What to do, what to do?
“What to do, what to do, what to do?” Robin said. “What to do indeed,” said Pooh.
I guess I need a plan; usually, having a plan is a good approach.
I need to remove most of the useless tasks that drain my energy and focus instead on things that will bring long-term value to my client, the company where I’m working, and, surprise, surprise, value to myself.
Remove the useless and focus on things that will bring you long-term value.
Step 1. Get some confidence, read some books
Get some confidence that what you are doing is worthwhile. I needed to solve at least parts of my impostor syndrome. I know I’m a good programmer, I’m a decent team leader, I deserve the paycheck, and I deserve more time to work on more complex things. I need to trust my instincts more and shake part of the fear. I’m saying part because being scared is not always bad; it could mean you care. A lot of anxiety, on the other hand, is terrible because it’s paralyzing me.
I’ve read the following books, which I warmly recommend:
- The Subtle Art of Not Giving a F*ck: A Counterintuitive Approach to Living a Good Life
- Do Nothing: How to Break Away from Overworking, Overdoing, and Underliving
- Limitless: Upgrade Your Brain, Learn Anything Faster, and Unlock Your Exceptional Life
I’ve also read a lot of books on Blinklist. I don’t always have the will to read an entire book, so with Blinklist, I found my silver bullet. I can read a summary of the book in 15 minutes, then I can also buy it if I want, but I get a lot of value from the summarized version.
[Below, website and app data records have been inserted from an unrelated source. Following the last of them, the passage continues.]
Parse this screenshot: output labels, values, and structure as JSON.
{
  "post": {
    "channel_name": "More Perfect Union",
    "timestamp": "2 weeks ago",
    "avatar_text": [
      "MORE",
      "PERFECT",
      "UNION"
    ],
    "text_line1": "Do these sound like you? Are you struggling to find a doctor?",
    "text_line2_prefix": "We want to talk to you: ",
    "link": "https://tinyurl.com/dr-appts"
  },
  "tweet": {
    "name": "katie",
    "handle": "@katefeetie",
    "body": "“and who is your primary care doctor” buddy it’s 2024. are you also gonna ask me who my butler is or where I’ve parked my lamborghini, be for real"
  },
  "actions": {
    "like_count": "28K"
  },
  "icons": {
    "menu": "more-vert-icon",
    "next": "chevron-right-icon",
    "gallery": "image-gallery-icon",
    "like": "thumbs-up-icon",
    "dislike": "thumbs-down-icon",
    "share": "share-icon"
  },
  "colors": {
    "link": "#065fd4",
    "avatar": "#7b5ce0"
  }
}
Step 2. Get serious about the problem
Find a practical solution to my problem. Maybe not being a team leader could do the trick. I’ve suggested that to my superiors, and it seems they are on board. I no longer will be a direct team leader, which does not mean in any way that I will have less work. It means that I will do more quality work and delegate the things that are draining my energy. I had such luck to have a wonderful person in my team who wanted to be a team leader and has all the right skills. After making sure that I’m not throwing a hot potato to someone else, I’ve asked what she thinks about being a team lead. She said that it’s an excellent opportunity for her, and she is more than glad to take on this responsibility. Win, win, I love these kinds of problem-solving.
Step 3. Step away for a moment, disconnect
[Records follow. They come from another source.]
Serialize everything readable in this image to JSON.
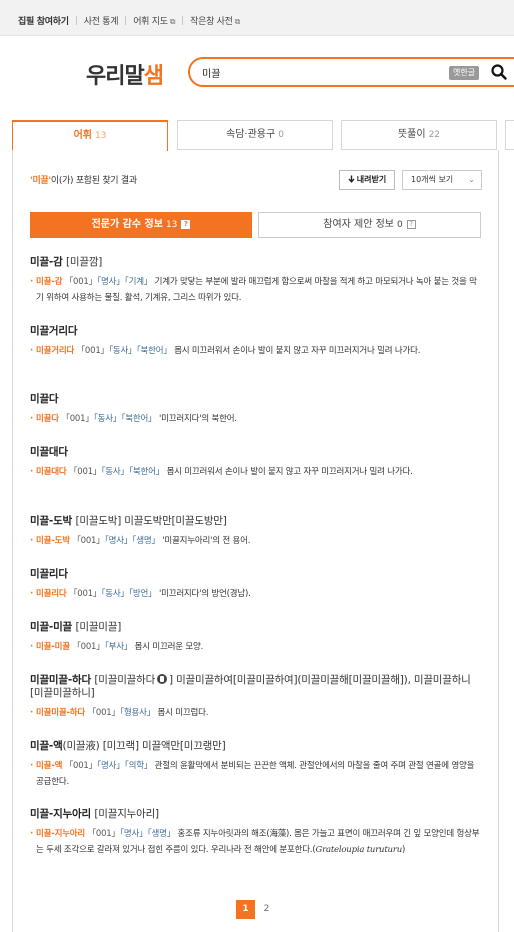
{
  "topbar": {
    "links": [
      {
        "label": "집필 참여하기",
        "external": false
      },
      {
        "label": "사전 통계",
        "external": false
      },
      {
        "label": "어휘 지도",
        "external": true
      },
      {
        "label": "작은창 사전",
        "external": true
      }
    ],
    "external_glyph": "⧉"
  },
  "logo": {
    "text_main": "우리말",
    "text_accent": "샘",
    "accent_color": "#f47321"
  },
  "search": {
    "query": "미끌",
    "placeholder": "",
    "old_hangul_label": "옛한글",
    "icon": "search-icon"
  },
  "tabs": [
    {
      "label": "어휘",
      "count": "13",
      "active": true
    },
    {
      "label": "속담·관용구",
      "count": "0",
      "active": false
    },
    {
      "label": "뜻풀이",
      "count": "22",
      "active": false
    }
  ],
  "result": {
    "keyword": "'미끌'",
    "suffix": "이(가) 포함된 찾기 결과"
  },
  "download_label": "내려받기",
  "download_icon": "download-icon",
  "view_select": {
    "value": "10개씩 보기",
    "icon": "chevron-down-icon"
  },
  "subtabs": [
    {
      "label": "전문가 감수 정보",
      "count": "13",
      "q": "?"
    },
    {
      "label": "참여자 제안 정보",
      "count": "0",
      "q": "?"
    }
  ],
  "entries": [
    {
      "head": "미끌-감",
      "pron": "[미끌깜]",
      "word": "미끌-감",
      "code": "「001」",
      "pos": "「명사」",
      "cat": "「기계」",
      "text": "기계가 맞닿는 부분에 발라 매끄럽게 함으로써 마찰을 적게 하고 마모되거나 녹아 붙는 것을 막기 위하여 사용하는 물질. 활석, 기계유, 그리스 따위가 있다."
    },
    {
      "head": "미끌거리다",
      "pron": "",
      "word": "미끌거리다",
      "code": "「001」",
      "pos": "「동사」",
      "cat": "「북한어」",
      "text": "몹시 미끄러워서 손이나 발이 붙지 않고 자꾸 미끄러지거나 밀려 나가다."
    },
    {
      "head": "미끌다",
      "pron": "",
      "word": "미끌다",
      "code": "「001」",
      "pos": "「동사」",
      "cat": "「북한어」",
      "text": "'미끄러지다'의 북한어."
    },
    {
      "head": "미끌대다",
      "pron": "",
      "word": "미끌대다",
      "code": "「001」",
      "pos": "「동사」",
      "cat": "「북한어」",
      "text": "몹시 미끄러워서 손이나 발이 붙지 않고 자꾸 미끄러지거나 밀려 나가다."
    },
    {
      "head": "미끌-도박",
      "pron": "[미끌도박] 미끌도박만[미끌도방만]",
      "word": "미끌-도박",
      "code": "「001」",
      "pos": "「명사」",
      "cat": "「생명」",
      "text": "'미끌지누아리'의 전 용어."
    },
    {
      "head": "미끌리다",
      "pron": "",
      "word": "미끌리다",
      "code": "「001」",
      "pos": "「동사」",
      "cat": "「방언」",
      "text": "'미끄러지다'의 방언(경남)."
    },
    {
      "head": "미끌-미끌",
      "pron": "[미끌미끌]",
      "word": "미끌-미끌",
      "code": "「001」",
      "pos": "「부사」",
      "cat": "",
      "text": "몹시 미끄러운 모양."
    },
    {
      "head": "미끌미끌-하다",
      "pron_a": "[미끌미끌하다",
      "pron_b": "] 미끌미끌하여[미끌미끌하여](미끌미끌해[미끌미끌해]), 미끌미끌하니[미끌미끌하니]",
      "word": "미끌미끌-하다",
      "code": "「001」",
      "pos": "「형용사」",
      "cat": "",
      "text": "몹시 미끄럽다."
    },
    {
      "head": "미끌-액",
      "pron": "(미끌液) [미끄랙] 미끌액만[미끄랭만]",
      "word": "미끌-액",
      "code": "「001」",
      "pos": "「명사」",
      "cat": "「의학」",
      "text": "관절의 윤활막에서 분비되는 끈끈한 액체. 관절안에서의 마찰을 줄여 주며 관절 연골에 영양을 공급한다."
    },
    {
      "head": "미끌-지누아리",
      "pron": "[미끌지누아리]",
      "word": "미끌-지누아리",
      "code": "「001」",
      "pos": "「명사」",
      "cat": "「생명」",
      "text": "홍조류 지누아릿과의 해조(海藻). 몸은 가늘고 표면이 매끄러우며 긴 잎 모양인데 헝상부는 두세 조각으로 갈라져 있거나 접힌 주름이 있다. 우리나라 전 해안에 분포한다.",
      "sci_open": "(",
      "sci": "Grateloupia turuturu",
      "sci_close": ")"
    }
  ],
  "pagination": {
    "current": "1",
    "other": "2"
  }
}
Get a vacation to get on track with my little dream.
I need to nurture it, to believe in it. For me, any new journey feels like this moment.
I’m on a three-week vacation, somewhere in Sibiu right now, a gorgeous city from Romania. It’s 09:35 while I’m writing this, and I’m leaving this Airbnb place at 10:00 to get breakfast, then I’m heading to Alba Iulia, another beautiful city. I’m hoping to get some peace and inspiration for my burnout mind. Because of Covid, I didn’t take half of the vacation days from 2020, so I can now squeeze in a more extended vacation which I have to tell you, it’s so helpful for my mind, body, and soul. Not sure about the body because I’m eating a little bit of junk food these days, which I don’t usually do because of the gym and other crazy thoughts.
I will get back with new forces and a better plan to preserve my energy and keep pursuing my dreams. I don’t yet have it, but It has something to do with,
Sell your knowledge and experience, not your time.
I hope this article will help you in some way. We are all full of doubts and fears. I think we all have a great list of excuses, no matter the subject. We should figure out our problems and try to fix them with the knowledge we have. Don’t just wait to have more time one of these days; no one will give you the time. It’s your responsibility to manage it. Find ways to preserve your energy, and don’t strive to be busier. You do not impress anyone with how many things you have to do, even if you may consider yourself quite important.
Time is not the problem; losing energy on stupid things is one of our greatest enemies.
Keep trying to improve without comparing yourself with someone else.
Have a great day!